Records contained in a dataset
_ _ _ _ _ _ _

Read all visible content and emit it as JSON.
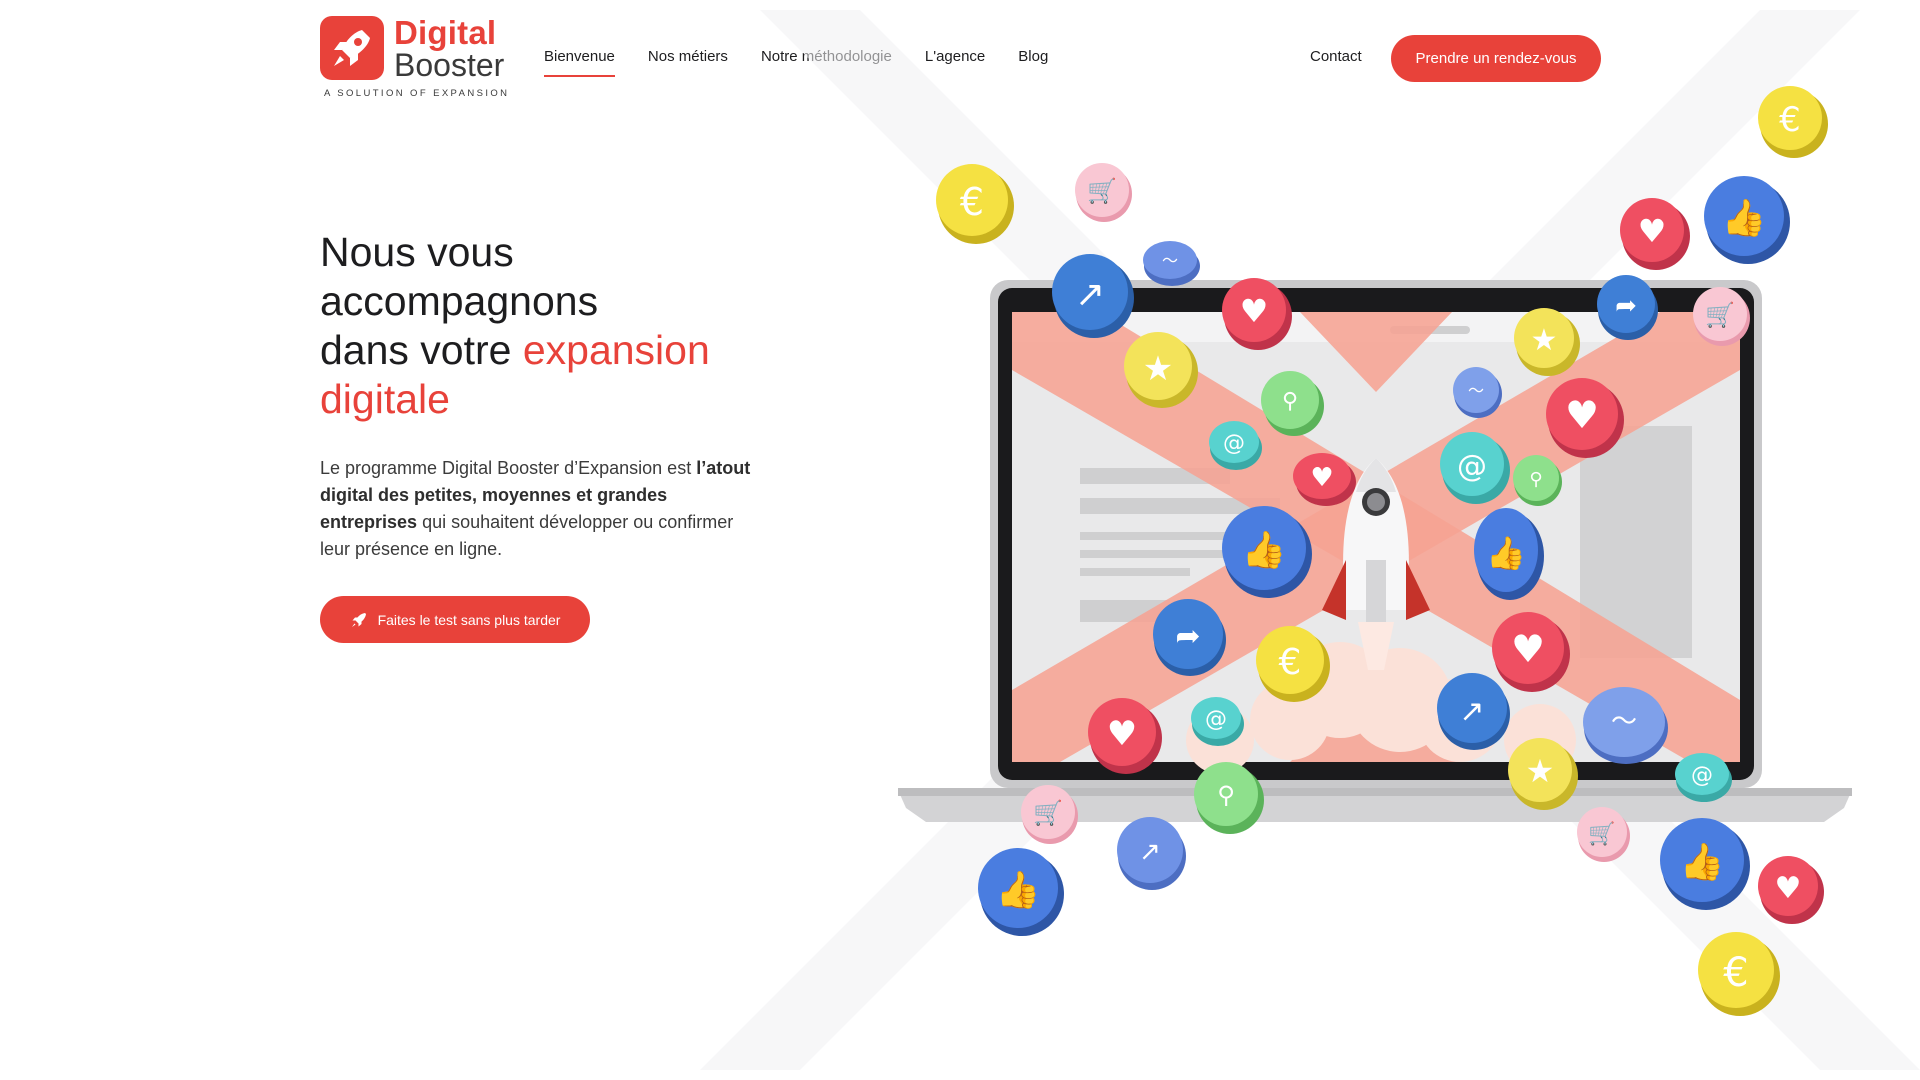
{
  "brand": {
    "name_line1": "Digital",
    "name_line2": "Booster",
    "tagline": "A SOLUTION OF EXPANSION",
    "accent_color": "#e8423a"
  },
  "nav": {
    "items": [
      {
        "label": "Bienvenue",
        "active": true
      },
      {
        "label": "Nos métiers",
        "active": false
      },
      {
        "label": "Notre méthodologie",
        "active": false
      },
      {
        "label": "L'agence",
        "active": false
      },
      {
        "label": "Blog",
        "active": false
      }
    ],
    "contact_label": "Contact",
    "cta_label": "Prendre un rendez-vous"
  },
  "hero": {
    "title_line1": "Nous vous",
    "title_line2": "accompagnons",
    "title_line3_plain": "dans votre ",
    "title_line3_accent": "expansion",
    "title_line4_accent": "digitale",
    "desc_part1": "Le programme Digital Booster d’Expansion est ",
    "desc_bold": "l’atout digital des petites, moyennes et grandes entreprises",
    "desc_part2": " qui souhaitent développer ou confirmer leur présence en ligne.",
    "cta_label": "Faites le test sans plus tarder",
    "cta_icon": "rocket-icon"
  },
  "illustration": {
    "icons": [
      "euro-coin-icon",
      "cart-icon",
      "like-icon",
      "heart-icon",
      "share-icon",
      "star-icon",
      "at-icon",
      "search-icon",
      "trend-icon",
      "rocket-icon",
      "laptop-icon"
    ],
    "colors": {
      "euro": "#f5e142",
      "heart": "#ef4f62",
      "like": "#4a7de0",
      "share": "#3f7fd6",
      "star": "#f3e35a",
      "at": "#58d2cf",
      "search": "#8ee08c",
      "cart": "#f7b7c6",
      "x_shape": "#f6a393"
    }
  }
}
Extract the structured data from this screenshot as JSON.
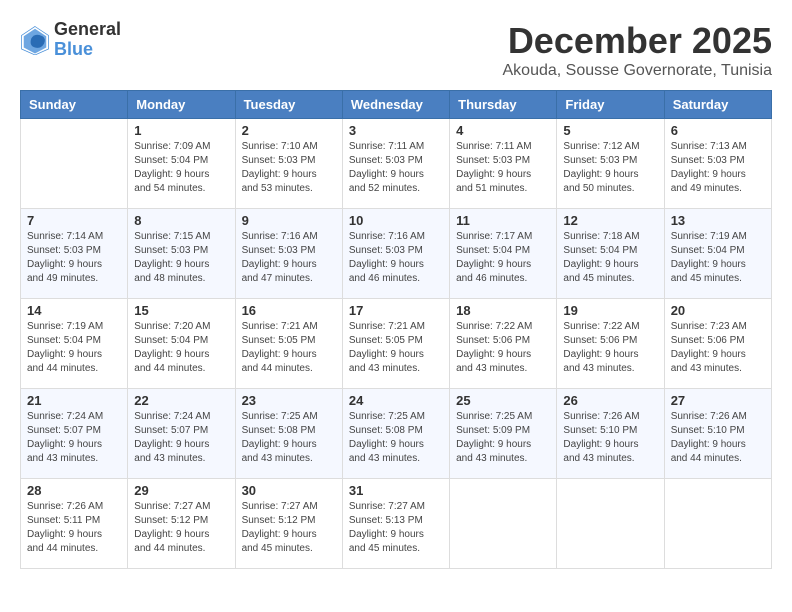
{
  "logo": {
    "general": "General",
    "blue": "Blue"
  },
  "header": {
    "month": "December 2025",
    "location": "Akouda, Sousse Governorate, Tunisia"
  },
  "weekdays": [
    "Sunday",
    "Monday",
    "Tuesday",
    "Wednesday",
    "Thursday",
    "Friday",
    "Saturday"
  ],
  "weeks": [
    [
      {
        "day": "",
        "sunrise": "",
        "sunset": "",
        "daylight": "",
        "empty": true
      },
      {
        "day": "1",
        "sunrise": "Sunrise: 7:09 AM",
        "sunset": "Sunset: 5:04 PM",
        "daylight": "Daylight: 9 hours and 54 minutes."
      },
      {
        "day": "2",
        "sunrise": "Sunrise: 7:10 AM",
        "sunset": "Sunset: 5:03 PM",
        "daylight": "Daylight: 9 hours and 53 minutes."
      },
      {
        "day": "3",
        "sunrise": "Sunrise: 7:11 AM",
        "sunset": "Sunset: 5:03 PM",
        "daylight": "Daylight: 9 hours and 52 minutes."
      },
      {
        "day": "4",
        "sunrise": "Sunrise: 7:11 AM",
        "sunset": "Sunset: 5:03 PM",
        "daylight": "Daylight: 9 hours and 51 minutes."
      },
      {
        "day": "5",
        "sunrise": "Sunrise: 7:12 AM",
        "sunset": "Sunset: 5:03 PM",
        "daylight": "Daylight: 9 hours and 50 minutes."
      },
      {
        "day": "6",
        "sunrise": "Sunrise: 7:13 AM",
        "sunset": "Sunset: 5:03 PM",
        "daylight": "Daylight: 9 hours and 49 minutes."
      }
    ],
    [
      {
        "day": "7",
        "sunrise": "Sunrise: 7:14 AM",
        "sunset": "Sunset: 5:03 PM",
        "daylight": "Daylight: 9 hours and 49 minutes."
      },
      {
        "day": "8",
        "sunrise": "Sunrise: 7:15 AM",
        "sunset": "Sunset: 5:03 PM",
        "daylight": "Daylight: 9 hours and 48 minutes."
      },
      {
        "day": "9",
        "sunrise": "Sunrise: 7:16 AM",
        "sunset": "Sunset: 5:03 PM",
        "daylight": "Daylight: 9 hours and 47 minutes."
      },
      {
        "day": "10",
        "sunrise": "Sunrise: 7:16 AM",
        "sunset": "Sunset: 5:03 PM",
        "daylight": "Daylight: 9 hours and 46 minutes."
      },
      {
        "day": "11",
        "sunrise": "Sunrise: 7:17 AM",
        "sunset": "Sunset: 5:04 PM",
        "daylight": "Daylight: 9 hours and 46 minutes."
      },
      {
        "day": "12",
        "sunrise": "Sunrise: 7:18 AM",
        "sunset": "Sunset: 5:04 PM",
        "daylight": "Daylight: 9 hours and 45 minutes."
      },
      {
        "day": "13",
        "sunrise": "Sunrise: 7:19 AM",
        "sunset": "Sunset: 5:04 PM",
        "daylight": "Daylight: 9 hours and 45 minutes."
      }
    ],
    [
      {
        "day": "14",
        "sunrise": "Sunrise: 7:19 AM",
        "sunset": "Sunset: 5:04 PM",
        "daylight": "Daylight: 9 hours and 44 minutes."
      },
      {
        "day": "15",
        "sunrise": "Sunrise: 7:20 AM",
        "sunset": "Sunset: 5:04 PM",
        "daylight": "Daylight: 9 hours and 44 minutes."
      },
      {
        "day": "16",
        "sunrise": "Sunrise: 7:21 AM",
        "sunset": "Sunset: 5:05 PM",
        "daylight": "Daylight: 9 hours and 44 minutes."
      },
      {
        "day": "17",
        "sunrise": "Sunrise: 7:21 AM",
        "sunset": "Sunset: 5:05 PM",
        "daylight": "Daylight: 9 hours and 43 minutes."
      },
      {
        "day": "18",
        "sunrise": "Sunrise: 7:22 AM",
        "sunset": "Sunset: 5:06 PM",
        "daylight": "Daylight: 9 hours and 43 minutes."
      },
      {
        "day": "19",
        "sunrise": "Sunrise: 7:22 AM",
        "sunset": "Sunset: 5:06 PM",
        "daylight": "Daylight: 9 hours and 43 minutes."
      },
      {
        "day": "20",
        "sunrise": "Sunrise: 7:23 AM",
        "sunset": "Sunset: 5:06 PM",
        "daylight": "Daylight: 9 hours and 43 minutes."
      }
    ],
    [
      {
        "day": "21",
        "sunrise": "Sunrise: 7:24 AM",
        "sunset": "Sunset: 5:07 PM",
        "daylight": "Daylight: 9 hours and 43 minutes."
      },
      {
        "day": "22",
        "sunrise": "Sunrise: 7:24 AM",
        "sunset": "Sunset: 5:07 PM",
        "daylight": "Daylight: 9 hours and 43 minutes."
      },
      {
        "day": "23",
        "sunrise": "Sunrise: 7:25 AM",
        "sunset": "Sunset: 5:08 PM",
        "daylight": "Daylight: 9 hours and 43 minutes."
      },
      {
        "day": "24",
        "sunrise": "Sunrise: 7:25 AM",
        "sunset": "Sunset: 5:08 PM",
        "daylight": "Daylight: 9 hours and 43 minutes."
      },
      {
        "day": "25",
        "sunrise": "Sunrise: 7:25 AM",
        "sunset": "Sunset: 5:09 PM",
        "daylight": "Daylight: 9 hours and 43 minutes."
      },
      {
        "day": "26",
        "sunrise": "Sunrise: 7:26 AM",
        "sunset": "Sunset: 5:10 PM",
        "daylight": "Daylight: 9 hours and 43 minutes."
      },
      {
        "day": "27",
        "sunrise": "Sunrise: 7:26 AM",
        "sunset": "Sunset: 5:10 PM",
        "daylight": "Daylight: 9 hours and 44 minutes."
      }
    ],
    [
      {
        "day": "28",
        "sunrise": "Sunrise: 7:26 AM",
        "sunset": "Sunset: 5:11 PM",
        "daylight": "Daylight: 9 hours and 44 minutes."
      },
      {
        "day": "29",
        "sunrise": "Sunrise: 7:27 AM",
        "sunset": "Sunset: 5:12 PM",
        "daylight": "Daylight: 9 hours and 44 minutes."
      },
      {
        "day": "30",
        "sunrise": "Sunrise: 7:27 AM",
        "sunset": "Sunset: 5:12 PM",
        "daylight": "Daylight: 9 hours and 45 minutes."
      },
      {
        "day": "31",
        "sunrise": "Sunrise: 7:27 AM",
        "sunset": "Sunset: 5:13 PM",
        "daylight": "Daylight: 9 hours and 45 minutes."
      },
      {
        "day": "",
        "sunrise": "",
        "sunset": "",
        "daylight": "",
        "empty": true
      },
      {
        "day": "",
        "sunrise": "",
        "sunset": "",
        "daylight": "",
        "empty": true
      },
      {
        "day": "",
        "sunrise": "",
        "sunset": "",
        "daylight": "",
        "empty": true
      }
    ]
  ]
}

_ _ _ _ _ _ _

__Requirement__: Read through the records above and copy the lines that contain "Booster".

__Response below__:
    "name_line2": "Booster",
    "desc_part1": "Le programme Digital Booster d’Expansion est ",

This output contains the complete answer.